“There is a significant likelihood that the individual plaintiffs will suffer irreparable harm if the MPP is not enjoined,” the court ruled. “Uncontested evidence in the record establishes that non-Mexicans returned to Mexico under the MPP risk substantial harm, even death, while they await adjudication of their applications for asylum.”
As well, the court ruled that the “organizational plaintiffs,” meaning the people who represent the “migrants,” can’t do their jobs if the “migrants” remain in Mexico.
In its successful plea to the high court, the Trump administration explained what happened after that ruling: “Predictably, within hours, [Department of Homeland Security’s] orderly processing of migrant arrivals at the border faced chaos. As described in the attached declarations, large groups of migrants in Mexico began arriving at multiple ports of entry along the Southwest border seeking immediate entry into the United States.”

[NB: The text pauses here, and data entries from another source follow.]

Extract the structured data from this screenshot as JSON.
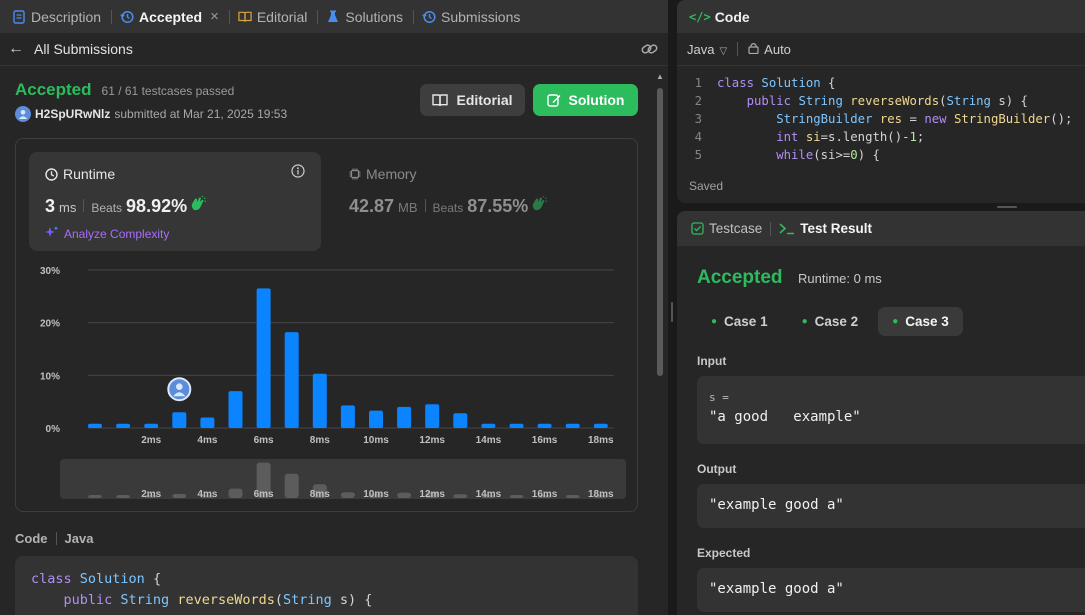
{
  "left_tabs": [
    {
      "label": "Description",
      "active": false
    },
    {
      "label": "Accepted",
      "active": true
    },
    {
      "label": "Editorial",
      "active": false
    },
    {
      "label": "Solutions",
      "active": false
    },
    {
      "label": "Submissions",
      "active": false
    }
  ],
  "back_label": "All Submissions",
  "result": {
    "status": "Accepted",
    "testcases": "61 / 61 testcases passed",
    "username": "H2SpURwNlz",
    "submitted_text": "submitted at Mar 21, 2025 19:53"
  },
  "buttons": {
    "editorial": "Editorial",
    "solution": "Solution"
  },
  "runtime": {
    "title": "Runtime",
    "value": "3",
    "unit": "ms",
    "beats_label": "Beats",
    "beats_pct": "98.92%",
    "analyze": "Analyze Complexity"
  },
  "memory": {
    "title": "Memory",
    "value": "42.87",
    "unit": "MB",
    "beats_label": "Beats",
    "beats_pct": "87.55%"
  },
  "chart_data": {
    "type": "bar",
    "y_ticks": [
      "30%",
      "20%",
      "10%",
      "0%"
    ],
    "ylim": [
      0,
      30
    ],
    "x_tick_labels": [
      "2ms",
      "4ms",
      "6ms",
      "8ms",
      "10ms",
      "12ms",
      "14ms",
      "16ms",
      "18ms"
    ],
    "values": [
      0.8,
      0.8,
      0.8,
      3.0,
      2.0,
      7.0,
      26.5,
      18.2,
      10.3,
      4.3,
      3.3,
      4.0,
      4.5,
      2.8,
      0.8,
      0.8,
      0.8,
      0.8,
      0.8
    ],
    "user_bar_index": 3,
    "bar_color": "#0a84ff"
  },
  "code_label": "Code",
  "code_lang": "Java",
  "code_preview": [
    [
      {
        "t": "class ",
        "c": "#b18ef5"
      },
      {
        "t": "Solution",
        "c": "#7ec6ff"
      },
      {
        "t": " {",
        "c": "#d4d4d4"
      }
    ],
    [
      {
        "t": "    public ",
        "c": "#b18ef5"
      },
      {
        "t": "String ",
        "c": "#7ec6ff"
      },
      {
        "t": "reverseWords",
        "c": "#f0d890"
      },
      {
        "t": "(",
        "c": "#d4d4d4"
      },
      {
        "t": "String",
        "c": "#7ec6ff"
      },
      {
        "t": " s) {",
        "c": "#d4d4d4"
      }
    ],
    [
      {
        "t": "        StringBuilder res = new StringBuilder();",
        "c": "#7ec6ff"
      }
    ]
  ],
  "code_panel": {
    "title": "Code",
    "language": "Java",
    "mode": "Auto",
    "saved": "Saved",
    "lines": [
      {
        "n": "1",
        "tokens": [
          {
            "t": "class ",
            "c": "#b18ef5"
          },
          {
            "t": "Solution",
            "c": "#7ec6ff"
          },
          {
            "t": " {",
            "c": "#d4d4d4"
          }
        ]
      },
      {
        "n": "2",
        "tokens": [
          {
            "t": "    public ",
            "c": "#b18ef5"
          },
          {
            "t": "String ",
            "c": "#7ec6ff"
          },
          {
            "t": "reverseWords",
            "c": "#f0d890"
          },
          {
            "t": "(",
            "c": "#d4d4d4"
          },
          {
            "t": "String",
            "c": "#7ec6ff"
          },
          {
            "t": " s) {",
            "c": "#d4d4d4"
          }
        ]
      },
      {
        "n": "3",
        "tokens": [
          {
            "t": "        StringBuilder ",
            "c": "#7ec6ff"
          },
          {
            "t": "res",
            "c": "#f0d890"
          },
          {
            "t": " = ",
            "c": "#d4d4d4"
          },
          {
            "t": "new ",
            "c": "#b18ef5"
          },
          {
            "t": "StringBuilder",
            "c": "#f0d890"
          },
          {
            "t": "();",
            "c": "#d4d4d4"
          }
        ]
      },
      {
        "n": "4",
        "tokens": [
          {
            "t": "        int ",
            "c": "#b18ef5"
          },
          {
            "t": "si",
            "c": "#f0d890"
          },
          {
            "t": "=s.length()-",
            "c": "#d4d4d4"
          },
          {
            "t": "1",
            "c": "#b5e8a0"
          },
          {
            "t": ";",
            "c": "#d4d4d4"
          }
        ]
      },
      {
        "n": "5",
        "tokens": [
          {
            "t": "        while",
            "c": "#b18ef5"
          },
          {
            "t": "(si>=",
            "c": "#d4d4d4"
          },
          {
            "t": "0",
            "c": "#b5e8a0"
          },
          {
            "t": ") {",
            "c": "#d4d4d4"
          }
        ]
      }
    ]
  },
  "test_panel": {
    "tab_testcase": "Testcase",
    "tab_result": "Test Result",
    "status": "Accepted",
    "runtime": "Runtime: 0 ms",
    "cases": [
      "Case 1",
      "Case 2",
      "Case 3"
    ],
    "active_case_index": 2,
    "input_label": "Input",
    "input_var": "s =",
    "input_value": "\"a good   example\"",
    "output_label": "Output",
    "output_value": "\"example good a\"",
    "expected_label": "Expected",
    "expected_value": "\"example good a\""
  }
}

Absent a stay, the injunction is virtually guaranteed to impose irreparable harm by prompting a rush on the border and potentially requiring the government to allow into the United States and detain thousands of aliens who lack any entitlement to enter this country, or else to release them into the interior where many will simply disappear. There is no need to speculate about the consequences; immediately following the Ninth Circuit’s February 28 decision, hundreds of migrants presented themselves at the border for admission.
The plaintiffs attorneys, including the ACLU, of course, argued that the policy “has put asylum seekers directly in harm’s way” because those “returned to Mexico are sent to some of the most violent areas in the world.”
That raises the obvious question of why they tramped across Mexico to begin with, but in any event, the plaintiffs claimed that even “the U.S. State Department itself has recognized the “victimization of migrants” in Mexico “by criminal groups and in some cases by police, immigration officers, and customs officials,” including “kidnappings, extortion, and sexual violence.”
In the months since MPP has been in effect, reports of murder, rape, torture, kidnapping, and other violent assaults against returned asylum seekers have climbed….
Asylum seekers face extreme harm from Mexican cartels, corrupt government officials, and the same Central American gangs that many fled their home countries to escape; they also face anti-migrant hostility that has been fueled by the increased numbers of people being returned.
None of which would be happening, again, had the “asylum seekers” stayed home in Central America.
The administration announced MPP in January last year during the illegal-alien tsunami that swamped the border toward the end of fiscal 2018. The Border Patrol apprehended more than 500,000 that year, and the deluge worsened considerably the next. It peaked at 144,116 in May. The total for fiscal 2019 was nearly one million.
When the administration adopted the policy, the Border Patrol was apprehending 2,000 border jumpers a day, an unmanageable flood that had to be dammed.
Since MPP, and renovation of and completion of new sections or border wall, apprehensions are down about 75 percent since the wave of illegals crested at nearly 145,000.
Almost all asylum claims are bogus.
Courtesy of The New American